The flora of Upper Teesdale contains a large number of "relict" species of disjunct geographical distribution. 'Why is this rich assemblage of species present in Teesdale. It was assumed that arctic alpine and other rare species, supposedly intolerant of competition, were able to survive in the face of lowered competition from typically lowland species. This study was designed to test this hypothesis by answering three questions: (i) What are the communities? (ii) What is their productivity (as a general measure of competition)? (iii) What are the reasons for this level of production? Initial analyses on Widdybank Fell indicated the importance of Limes convergens situations, sharp zones of biotic and abiotic transition, as key habitats for many of the rarities. Detailed phytosociological analyses of a grid matrix on Widdybank Fell, produced an optimum classification of vegetation units. These communities contained many rare species and the affinities of these units with continental phytosociologica groups was considered. The distribution of the quadrats of these communities on the grid was compared with abiotic variables. The productivity, in this context used as a general measure of competition, of those communities delimited in the phytosociological analyses and other sites was determined. A single species increment cropping technique was developed to determine the net annual aerial standing crop of the communities considered. A composite picture of community dynamics in terms of vertical biomass distribution, net annual aerial production and mineral flux was obtained. The rare species were found to be most common in the communities studied that were of low net annual aerial production, particularly those of less than 150 gm/m(^2)/per annum. The importance of grazing and climate in maintaining these low levels of production was emphasised by exclosure and cold frame experiments. Chemical analysis indicated the importance of the highly calcareous sugar limestone soils and indicated that high zinc levels appeared to coincide with low production.

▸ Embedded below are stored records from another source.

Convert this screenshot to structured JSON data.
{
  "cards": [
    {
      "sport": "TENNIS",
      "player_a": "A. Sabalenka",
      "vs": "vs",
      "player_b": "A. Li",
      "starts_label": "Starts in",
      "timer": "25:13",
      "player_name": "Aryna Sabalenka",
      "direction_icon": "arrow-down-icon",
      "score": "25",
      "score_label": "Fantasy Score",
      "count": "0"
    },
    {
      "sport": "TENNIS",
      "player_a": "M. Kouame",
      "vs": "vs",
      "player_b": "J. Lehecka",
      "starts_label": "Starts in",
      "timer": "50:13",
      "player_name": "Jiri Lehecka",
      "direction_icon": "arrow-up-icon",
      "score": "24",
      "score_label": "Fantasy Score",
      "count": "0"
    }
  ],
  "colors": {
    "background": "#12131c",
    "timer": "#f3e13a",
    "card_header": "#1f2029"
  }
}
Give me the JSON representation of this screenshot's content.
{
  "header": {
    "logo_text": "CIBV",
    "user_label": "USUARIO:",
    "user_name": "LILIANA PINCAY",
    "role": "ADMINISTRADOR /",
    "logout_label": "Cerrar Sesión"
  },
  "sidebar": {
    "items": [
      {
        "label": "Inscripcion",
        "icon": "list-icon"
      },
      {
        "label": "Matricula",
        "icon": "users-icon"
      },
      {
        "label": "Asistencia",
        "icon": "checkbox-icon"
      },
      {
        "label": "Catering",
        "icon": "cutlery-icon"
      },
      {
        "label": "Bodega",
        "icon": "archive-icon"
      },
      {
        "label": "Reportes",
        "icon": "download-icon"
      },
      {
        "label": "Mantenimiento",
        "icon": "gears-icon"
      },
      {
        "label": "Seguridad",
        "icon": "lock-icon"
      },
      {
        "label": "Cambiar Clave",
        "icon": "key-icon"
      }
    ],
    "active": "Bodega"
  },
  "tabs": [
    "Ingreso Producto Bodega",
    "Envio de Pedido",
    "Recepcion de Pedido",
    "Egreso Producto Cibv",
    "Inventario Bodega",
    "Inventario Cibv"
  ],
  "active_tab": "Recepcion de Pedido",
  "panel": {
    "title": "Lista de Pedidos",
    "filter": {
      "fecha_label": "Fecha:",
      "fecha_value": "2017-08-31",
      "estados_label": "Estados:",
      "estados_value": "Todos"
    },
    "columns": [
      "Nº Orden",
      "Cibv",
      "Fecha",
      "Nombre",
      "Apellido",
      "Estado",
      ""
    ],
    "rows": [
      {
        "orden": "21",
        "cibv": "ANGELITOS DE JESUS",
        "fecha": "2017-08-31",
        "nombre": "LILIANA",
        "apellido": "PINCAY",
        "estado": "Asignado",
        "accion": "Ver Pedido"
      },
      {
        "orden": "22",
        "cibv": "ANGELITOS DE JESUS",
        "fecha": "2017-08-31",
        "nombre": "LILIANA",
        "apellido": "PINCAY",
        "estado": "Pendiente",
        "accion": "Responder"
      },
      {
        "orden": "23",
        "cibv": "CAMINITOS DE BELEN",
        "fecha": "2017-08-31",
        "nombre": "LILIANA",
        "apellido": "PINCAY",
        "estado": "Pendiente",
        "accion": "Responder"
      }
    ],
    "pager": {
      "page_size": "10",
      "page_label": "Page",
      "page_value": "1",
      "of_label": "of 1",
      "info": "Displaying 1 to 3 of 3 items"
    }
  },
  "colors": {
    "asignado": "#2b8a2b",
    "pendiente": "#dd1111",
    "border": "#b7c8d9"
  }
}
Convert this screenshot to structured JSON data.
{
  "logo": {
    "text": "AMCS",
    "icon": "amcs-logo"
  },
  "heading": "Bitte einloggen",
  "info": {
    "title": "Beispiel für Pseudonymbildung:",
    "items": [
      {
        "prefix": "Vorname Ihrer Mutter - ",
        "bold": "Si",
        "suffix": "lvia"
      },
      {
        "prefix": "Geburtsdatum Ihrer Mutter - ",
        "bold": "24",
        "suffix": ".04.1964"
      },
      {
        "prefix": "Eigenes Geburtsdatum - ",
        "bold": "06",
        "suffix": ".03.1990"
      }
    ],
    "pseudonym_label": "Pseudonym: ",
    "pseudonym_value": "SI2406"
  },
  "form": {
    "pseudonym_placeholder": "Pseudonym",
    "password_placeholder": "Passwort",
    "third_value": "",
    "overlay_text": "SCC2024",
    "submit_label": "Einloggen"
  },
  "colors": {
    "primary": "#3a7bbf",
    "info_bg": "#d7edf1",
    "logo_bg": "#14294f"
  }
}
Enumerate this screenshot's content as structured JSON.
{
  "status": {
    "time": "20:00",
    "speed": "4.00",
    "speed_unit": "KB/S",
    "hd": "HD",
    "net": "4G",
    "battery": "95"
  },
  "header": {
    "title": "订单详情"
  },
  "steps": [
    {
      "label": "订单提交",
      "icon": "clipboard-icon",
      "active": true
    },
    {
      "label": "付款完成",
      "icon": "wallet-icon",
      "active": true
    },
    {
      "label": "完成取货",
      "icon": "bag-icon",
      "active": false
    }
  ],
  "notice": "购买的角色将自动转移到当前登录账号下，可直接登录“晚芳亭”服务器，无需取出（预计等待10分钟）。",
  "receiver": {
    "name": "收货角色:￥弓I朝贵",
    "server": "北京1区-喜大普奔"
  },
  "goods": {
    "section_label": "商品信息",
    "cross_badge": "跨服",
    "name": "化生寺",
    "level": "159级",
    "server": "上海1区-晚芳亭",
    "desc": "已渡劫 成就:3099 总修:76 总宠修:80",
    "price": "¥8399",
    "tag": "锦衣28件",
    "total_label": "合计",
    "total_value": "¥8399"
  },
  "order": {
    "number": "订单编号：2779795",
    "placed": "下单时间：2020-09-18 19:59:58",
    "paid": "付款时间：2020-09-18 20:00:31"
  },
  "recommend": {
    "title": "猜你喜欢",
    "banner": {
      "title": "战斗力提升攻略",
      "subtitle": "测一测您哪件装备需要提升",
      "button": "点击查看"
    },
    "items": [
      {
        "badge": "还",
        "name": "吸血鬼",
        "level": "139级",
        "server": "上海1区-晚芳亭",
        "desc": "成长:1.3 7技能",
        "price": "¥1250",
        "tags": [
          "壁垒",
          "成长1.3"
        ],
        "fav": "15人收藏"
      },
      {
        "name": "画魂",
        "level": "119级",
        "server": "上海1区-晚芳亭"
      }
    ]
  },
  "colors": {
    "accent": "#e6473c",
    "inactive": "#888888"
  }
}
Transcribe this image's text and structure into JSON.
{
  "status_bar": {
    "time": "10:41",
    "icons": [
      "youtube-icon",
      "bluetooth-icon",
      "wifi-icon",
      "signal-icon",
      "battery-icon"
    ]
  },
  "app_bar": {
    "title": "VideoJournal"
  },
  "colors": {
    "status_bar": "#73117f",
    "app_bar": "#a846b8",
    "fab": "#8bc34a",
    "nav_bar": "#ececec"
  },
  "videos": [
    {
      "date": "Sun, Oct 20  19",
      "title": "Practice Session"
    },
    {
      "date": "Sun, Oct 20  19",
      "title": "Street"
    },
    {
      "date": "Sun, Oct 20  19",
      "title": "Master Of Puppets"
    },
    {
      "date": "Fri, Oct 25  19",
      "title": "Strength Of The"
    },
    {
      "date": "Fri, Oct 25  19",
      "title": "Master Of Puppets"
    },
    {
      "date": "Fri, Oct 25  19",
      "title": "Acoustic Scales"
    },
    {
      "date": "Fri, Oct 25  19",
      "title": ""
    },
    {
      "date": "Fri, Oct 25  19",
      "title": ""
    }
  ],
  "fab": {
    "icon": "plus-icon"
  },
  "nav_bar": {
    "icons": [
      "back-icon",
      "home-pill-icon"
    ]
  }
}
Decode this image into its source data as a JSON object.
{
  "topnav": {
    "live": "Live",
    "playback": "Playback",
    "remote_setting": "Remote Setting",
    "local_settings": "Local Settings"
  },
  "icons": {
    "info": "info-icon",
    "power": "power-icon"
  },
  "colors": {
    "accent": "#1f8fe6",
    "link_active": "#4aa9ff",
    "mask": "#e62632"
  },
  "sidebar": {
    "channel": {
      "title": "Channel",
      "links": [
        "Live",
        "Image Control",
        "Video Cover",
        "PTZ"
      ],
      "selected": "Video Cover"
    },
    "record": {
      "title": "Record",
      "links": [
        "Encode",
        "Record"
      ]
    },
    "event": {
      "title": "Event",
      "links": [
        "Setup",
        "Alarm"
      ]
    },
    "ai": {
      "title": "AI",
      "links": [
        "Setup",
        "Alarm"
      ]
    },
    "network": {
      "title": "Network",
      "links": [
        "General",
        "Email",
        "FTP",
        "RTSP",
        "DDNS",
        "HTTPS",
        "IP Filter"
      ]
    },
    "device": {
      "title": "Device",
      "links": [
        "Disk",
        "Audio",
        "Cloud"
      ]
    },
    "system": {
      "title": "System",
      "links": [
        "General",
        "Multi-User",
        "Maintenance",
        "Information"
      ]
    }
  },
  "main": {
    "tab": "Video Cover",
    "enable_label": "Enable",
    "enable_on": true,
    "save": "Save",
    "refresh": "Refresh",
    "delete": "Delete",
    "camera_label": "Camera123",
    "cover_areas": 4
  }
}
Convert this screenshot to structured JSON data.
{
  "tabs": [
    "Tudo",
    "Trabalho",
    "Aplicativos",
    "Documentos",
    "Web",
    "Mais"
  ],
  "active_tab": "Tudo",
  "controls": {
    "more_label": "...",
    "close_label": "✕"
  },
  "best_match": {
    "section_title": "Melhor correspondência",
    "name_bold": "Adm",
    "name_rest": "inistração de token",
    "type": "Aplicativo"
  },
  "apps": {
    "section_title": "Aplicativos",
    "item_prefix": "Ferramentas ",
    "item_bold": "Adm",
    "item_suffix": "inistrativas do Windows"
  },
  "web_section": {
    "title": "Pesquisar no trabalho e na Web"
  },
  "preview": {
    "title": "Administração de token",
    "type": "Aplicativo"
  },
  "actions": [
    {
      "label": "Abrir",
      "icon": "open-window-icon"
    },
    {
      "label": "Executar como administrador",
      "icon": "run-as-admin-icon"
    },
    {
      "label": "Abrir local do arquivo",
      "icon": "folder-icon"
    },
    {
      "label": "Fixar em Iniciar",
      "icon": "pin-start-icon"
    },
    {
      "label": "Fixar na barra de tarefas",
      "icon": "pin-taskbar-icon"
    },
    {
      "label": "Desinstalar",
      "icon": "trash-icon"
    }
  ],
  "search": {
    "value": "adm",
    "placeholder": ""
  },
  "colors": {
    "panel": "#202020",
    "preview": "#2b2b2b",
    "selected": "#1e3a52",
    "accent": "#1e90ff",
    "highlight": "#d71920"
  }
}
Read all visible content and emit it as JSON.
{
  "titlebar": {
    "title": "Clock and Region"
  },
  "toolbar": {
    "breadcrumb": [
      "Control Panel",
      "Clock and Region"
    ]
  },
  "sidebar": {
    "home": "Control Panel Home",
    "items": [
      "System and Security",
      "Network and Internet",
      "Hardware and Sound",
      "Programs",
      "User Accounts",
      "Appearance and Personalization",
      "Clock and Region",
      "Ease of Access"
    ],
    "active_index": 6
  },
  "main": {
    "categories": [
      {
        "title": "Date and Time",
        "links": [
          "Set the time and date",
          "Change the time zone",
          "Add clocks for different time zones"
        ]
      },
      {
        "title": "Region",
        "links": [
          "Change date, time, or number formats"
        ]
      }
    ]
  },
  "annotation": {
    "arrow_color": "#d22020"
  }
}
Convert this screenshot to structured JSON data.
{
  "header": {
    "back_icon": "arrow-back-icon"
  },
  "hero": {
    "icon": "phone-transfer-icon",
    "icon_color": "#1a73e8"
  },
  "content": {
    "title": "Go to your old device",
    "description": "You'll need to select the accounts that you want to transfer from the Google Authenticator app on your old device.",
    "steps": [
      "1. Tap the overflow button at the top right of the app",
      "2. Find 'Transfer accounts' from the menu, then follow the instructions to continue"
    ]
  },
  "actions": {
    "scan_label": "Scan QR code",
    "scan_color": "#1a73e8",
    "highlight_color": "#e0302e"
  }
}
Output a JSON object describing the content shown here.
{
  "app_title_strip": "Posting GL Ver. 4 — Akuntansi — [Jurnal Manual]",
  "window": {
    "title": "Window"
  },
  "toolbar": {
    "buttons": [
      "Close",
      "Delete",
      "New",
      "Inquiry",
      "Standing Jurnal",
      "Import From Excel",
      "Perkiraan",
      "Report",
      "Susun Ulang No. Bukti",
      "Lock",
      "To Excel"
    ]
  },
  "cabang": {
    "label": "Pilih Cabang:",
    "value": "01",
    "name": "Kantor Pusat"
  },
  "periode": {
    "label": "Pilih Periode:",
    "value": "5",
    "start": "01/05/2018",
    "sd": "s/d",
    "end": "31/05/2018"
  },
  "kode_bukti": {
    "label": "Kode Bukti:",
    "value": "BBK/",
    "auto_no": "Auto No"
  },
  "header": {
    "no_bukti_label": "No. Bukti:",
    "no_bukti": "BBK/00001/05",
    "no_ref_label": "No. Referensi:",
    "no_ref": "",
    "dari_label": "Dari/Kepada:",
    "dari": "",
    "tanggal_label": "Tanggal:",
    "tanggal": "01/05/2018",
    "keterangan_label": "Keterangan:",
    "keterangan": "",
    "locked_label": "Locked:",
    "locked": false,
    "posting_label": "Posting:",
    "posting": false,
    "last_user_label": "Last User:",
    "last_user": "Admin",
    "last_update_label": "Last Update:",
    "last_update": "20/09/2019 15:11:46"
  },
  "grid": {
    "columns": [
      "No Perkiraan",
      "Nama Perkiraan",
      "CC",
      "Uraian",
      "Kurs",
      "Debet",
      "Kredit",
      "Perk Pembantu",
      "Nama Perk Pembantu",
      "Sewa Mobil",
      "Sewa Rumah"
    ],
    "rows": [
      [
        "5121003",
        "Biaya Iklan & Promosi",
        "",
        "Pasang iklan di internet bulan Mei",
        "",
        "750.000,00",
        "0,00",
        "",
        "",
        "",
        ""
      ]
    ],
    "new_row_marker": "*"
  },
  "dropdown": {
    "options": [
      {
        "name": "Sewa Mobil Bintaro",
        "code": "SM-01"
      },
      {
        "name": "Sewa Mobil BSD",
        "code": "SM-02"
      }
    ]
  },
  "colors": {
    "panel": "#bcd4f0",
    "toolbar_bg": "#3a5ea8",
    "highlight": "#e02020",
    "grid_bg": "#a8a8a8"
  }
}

|Item Type:||Thesis (Doctoral)|
|Award:||Doctor of Philosophy|
|Copyright:||Copyright of this thesis is held by the author|
|Deposited On:||13 Nov 2013 15:41|